"It turns out that sand grains on Titan are not so different from pharmaceutical particles," Méndez told Space.com. "So I wanted to see how such particles might act on Titan."
Sand grains and other particles can build up electric charge through the "triboelectric effect," the same effect behind everyday static electricity. When two different materials repeatedly collide with or rub against one another, the surface of one material can steal electrons from the surface of the other, accumulating charge.
The strength of Earth's gravitational pull typically overwhelms any effect that triboelectricity might have on shaping the planet's dunes, Méndez said.

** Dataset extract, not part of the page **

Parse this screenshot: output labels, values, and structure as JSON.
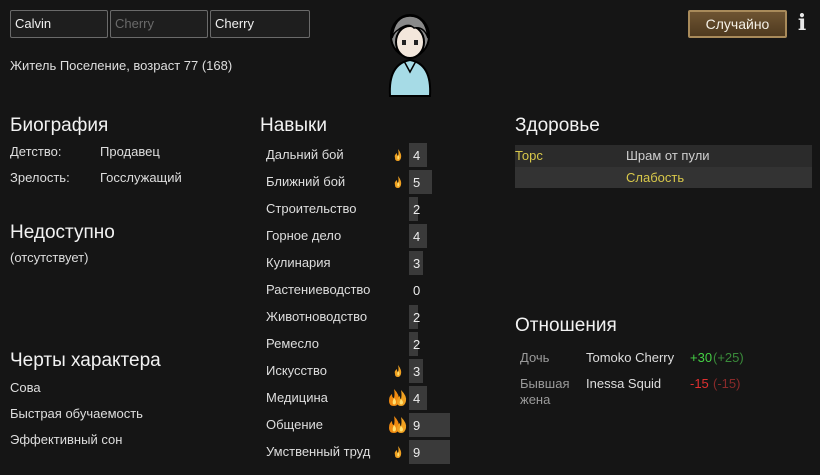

However, Titan's surface gravity is more than seven times weaker than Earth's, meaning that triboelectricity might play a more conspicuous role on that moon, he said. In addition, while sand grains on Earth are often made of silicate minerals, the organic sand grains of Titan are typically fluffier, and this lighter nature could make them easier to push around, Méndez said.